INFORMATION PROVIDED START
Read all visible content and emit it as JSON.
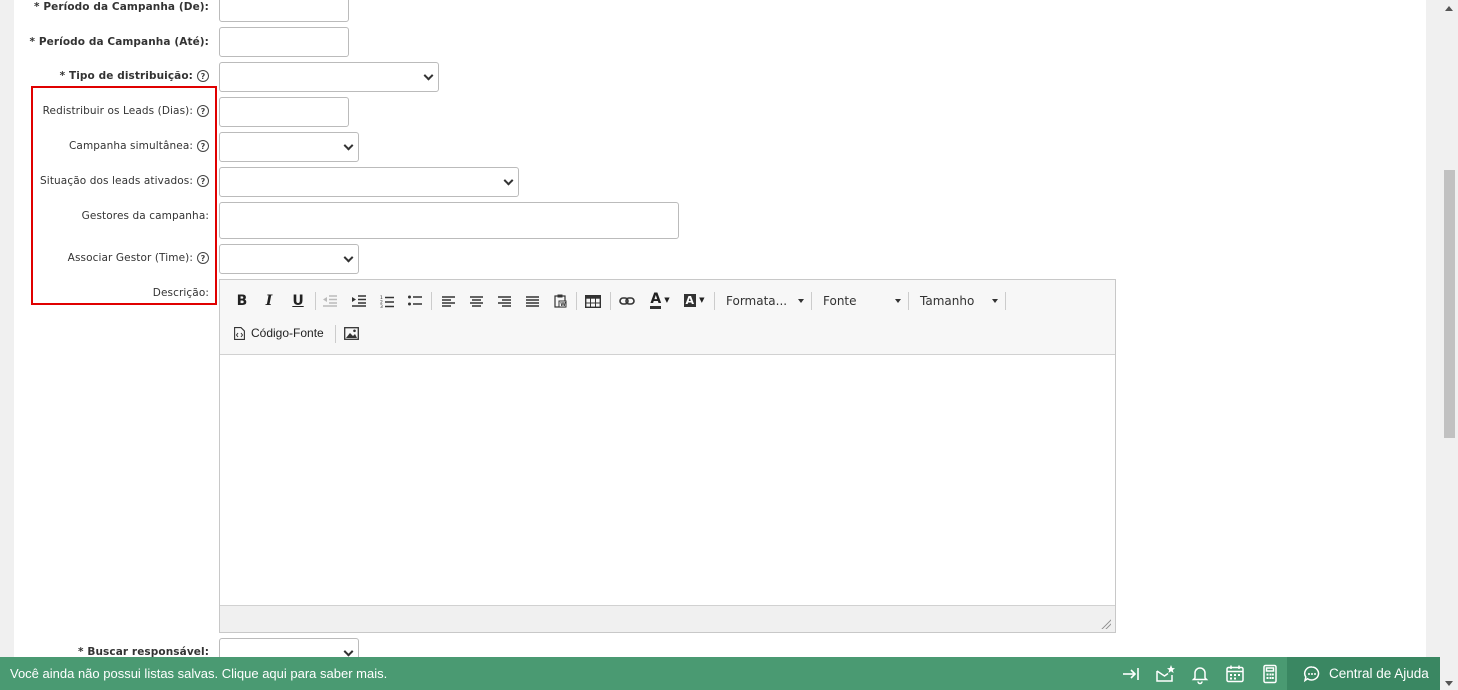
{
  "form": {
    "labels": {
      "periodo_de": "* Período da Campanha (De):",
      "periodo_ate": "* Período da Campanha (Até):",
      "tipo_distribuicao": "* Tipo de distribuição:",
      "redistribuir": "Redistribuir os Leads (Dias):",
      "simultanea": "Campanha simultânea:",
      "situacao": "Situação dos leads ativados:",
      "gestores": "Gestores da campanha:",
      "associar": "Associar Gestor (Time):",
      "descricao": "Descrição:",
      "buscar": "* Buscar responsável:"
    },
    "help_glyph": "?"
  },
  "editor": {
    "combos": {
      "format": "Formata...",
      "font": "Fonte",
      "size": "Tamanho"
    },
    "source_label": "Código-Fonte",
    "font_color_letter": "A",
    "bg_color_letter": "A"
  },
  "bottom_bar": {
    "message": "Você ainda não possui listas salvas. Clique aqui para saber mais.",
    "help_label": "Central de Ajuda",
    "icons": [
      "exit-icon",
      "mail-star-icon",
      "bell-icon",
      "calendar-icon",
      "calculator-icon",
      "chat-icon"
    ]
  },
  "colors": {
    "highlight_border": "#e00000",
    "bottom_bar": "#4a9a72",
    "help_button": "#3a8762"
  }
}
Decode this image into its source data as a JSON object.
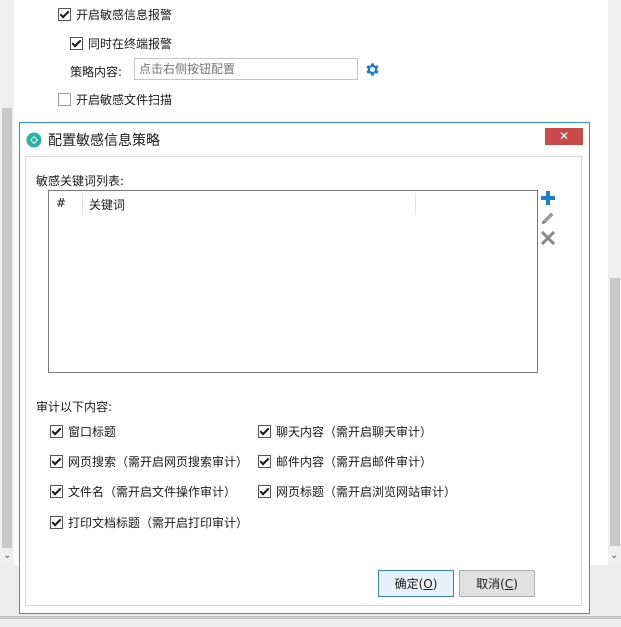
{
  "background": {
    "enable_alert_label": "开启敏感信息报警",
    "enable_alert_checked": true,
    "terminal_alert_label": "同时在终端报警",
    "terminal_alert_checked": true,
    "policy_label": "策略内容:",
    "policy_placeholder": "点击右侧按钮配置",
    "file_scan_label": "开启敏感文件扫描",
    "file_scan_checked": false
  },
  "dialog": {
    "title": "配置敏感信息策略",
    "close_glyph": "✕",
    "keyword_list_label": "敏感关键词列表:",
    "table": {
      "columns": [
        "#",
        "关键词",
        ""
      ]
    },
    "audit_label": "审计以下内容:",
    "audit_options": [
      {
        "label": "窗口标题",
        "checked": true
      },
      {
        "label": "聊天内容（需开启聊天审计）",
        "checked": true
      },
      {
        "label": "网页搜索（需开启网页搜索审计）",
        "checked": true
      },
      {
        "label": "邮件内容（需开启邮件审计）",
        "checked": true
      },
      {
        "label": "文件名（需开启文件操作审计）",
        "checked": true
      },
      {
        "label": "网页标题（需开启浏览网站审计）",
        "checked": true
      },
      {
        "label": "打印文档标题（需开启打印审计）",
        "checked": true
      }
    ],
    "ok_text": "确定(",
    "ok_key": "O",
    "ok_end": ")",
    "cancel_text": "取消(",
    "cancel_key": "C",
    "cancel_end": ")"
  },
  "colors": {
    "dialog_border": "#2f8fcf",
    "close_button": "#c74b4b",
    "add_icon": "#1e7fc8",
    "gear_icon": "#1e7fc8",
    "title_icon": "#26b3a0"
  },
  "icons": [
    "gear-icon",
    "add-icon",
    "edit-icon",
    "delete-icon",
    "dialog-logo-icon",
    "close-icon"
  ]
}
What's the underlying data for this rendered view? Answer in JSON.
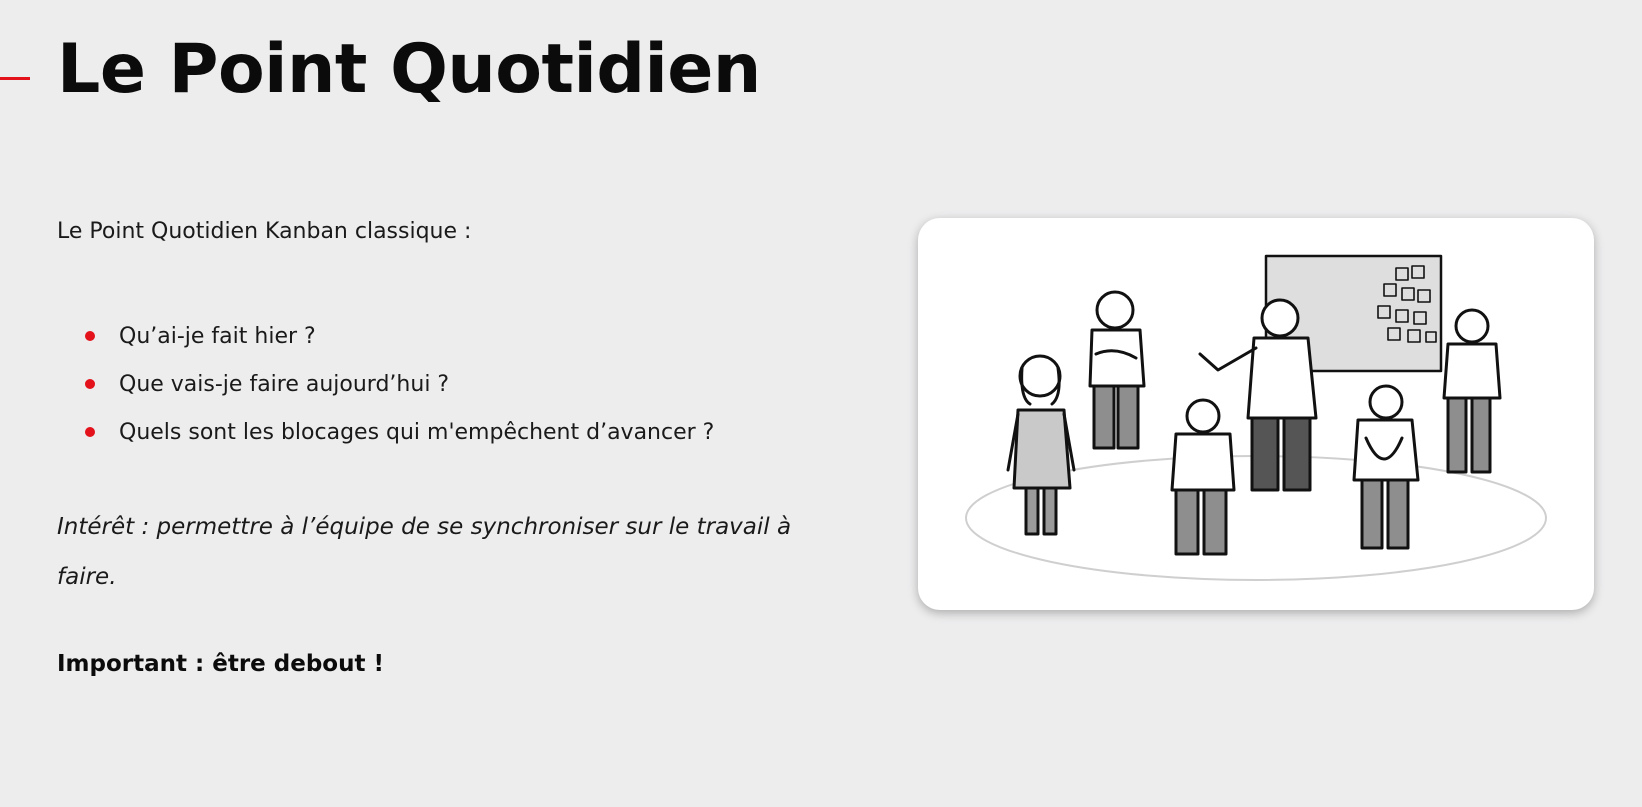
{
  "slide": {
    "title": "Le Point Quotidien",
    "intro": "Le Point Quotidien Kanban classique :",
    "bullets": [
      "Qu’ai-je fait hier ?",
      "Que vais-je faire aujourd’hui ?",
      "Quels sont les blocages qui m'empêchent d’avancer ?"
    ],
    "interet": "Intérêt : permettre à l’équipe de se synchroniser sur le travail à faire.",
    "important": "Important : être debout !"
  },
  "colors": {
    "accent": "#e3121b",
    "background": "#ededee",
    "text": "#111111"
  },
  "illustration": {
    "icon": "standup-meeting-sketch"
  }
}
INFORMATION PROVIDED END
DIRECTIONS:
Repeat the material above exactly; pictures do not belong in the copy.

SOLUTION TO THE EXERCISE:
Read all visible content and emit it as JSON.
{
  "form": {
    "labels": {
      "periodo_de": "* Período da Campanha (De):",
      "periodo_ate": "* Período da Campanha (Até):",
      "tipo_distribuicao": "* Tipo de distribuição:",
      "redistribuir": "Redistribuir os Leads (Dias):",
      "simultanea": "Campanha simultânea:",
      "situacao": "Situação dos leads ativados:",
      "gestores": "Gestores da campanha:",
      "associar": "Associar Gestor (Time):",
      "descricao": "Descrição:",
      "buscar": "* Buscar responsável:"
    },
    "help_glyph": "?"
  },
  "editor": {
    "combos": {
      "format": "Formata...",
      "font": "Fonte",
      "size": "Tamanho"
    },
    "source_label": "Código-Fonte",
    "font_color_letter": "A",
    "bg_color_letter": "A"
  },
  "bottom_bar": {
    "message": "Você ainda não possui listas salvas. Clique aqui para saber mais.",
    "help_label": "Central de Ajuda",
    "icons": [
      "exit-icon",
      "mail-star-icon",
      "bell-icon",
      "calendar-icon",
      "calculator-icon",
      "chat-icon"
    ]
  },
  "colors": {
    "highlight_border": "#e00000",
    "bottom_bar": "#4a9a72",
    "help_button": "#3a8762"
  }
}
Decode this image into its source data as a JSON object.
{
  "background": {
    "enable_alert_label": "开启敏感信息报警",
    "enable_alert_checked": true,
    "terminal_alert_label": "同时在终端报警",
    "terminal_alert_checked": true,
    "policy_label": "策略内容:",
    "policy_placeholder": "点击右侧按钮配置",
    "file_scan_label": "开启敏感文件扫描",
    "file_scan_checked": false
  },
  "dialog": {
    "title": "配置敏感信息策略",
    "close_glyph": "✕",
    "keyword_list_label": "敏感关键词列表:",
    "table": {
      "columns": [
        "#",
        "关键词",
        ""
      ]
    },
    "audit_label": "审计以下内容:",
    "audit_options": [
      {
        "label": "窗口标题",
        "checked": true
      },
      {
        "label": "聊天内容（需开启聊天审计）",
        "checked": true
      },
      {
        "label": "网页搜索（需开启网页搜索审计）",
        "checked": true
      },
      {
        "label": "邮件内容（需开启邮件审计）",
        "checked": true
      },
      {
        "label": "文件名（需开启文件操作审计）",
        "checked": true
      },
      {
        "label": "网页标题（需开启浏览网站审计）",
        "checked": true
      },
      {
        "label": "打印文档标题（需开启打印审计）",
        "checked": true
      }
    ],
    "ok_text": "确定(",
    "ok_key": "O",
    "ok_end": ")",
    "cancel_text": "取消(",
    "cancel_key": "C",
    "cancel_end": ")"
  },
  "colors": {
    "dialog_border": "#2f8fcf",
    "close_button": "#c74b4b",
    "add_icon": "#1e7fc8",
    "gear_icon": "#1e7fc8",
    "title_icon": "#26b3a0"
  },
  "icons": [
    "gear-icon",
    "add-icon",
    "edit-icon",
    "delete-icon",
    "dialog-logo-icon",
    "close-icon"
  ]
}
What's the underlying data for this rendered view? Answer in JSON.
{
  "slide": {
    "title": "Le Point Quotidien",
    "intro": "Le Point Quotidien Kanban classique :",
    "bullets": [
      "Qu’ai-je fait hier ?",
      "Que vais-je faire aujourd’hui ?",
      "Quels sont les blocages qui m'empêchent d’avancer ?"
    ],
    "interet": "Intérêt : permettre à l’équipe de se synchroniser sur le travail à faire.",
    "important": "Important : être debout !"
  },
  "colors": {
    "accent": "#e3121b",
    "background": "#ededee",
    "text": "#111111"
  },
  "illustration": {
    "icon": "standup-meeting-sketch"
  }
}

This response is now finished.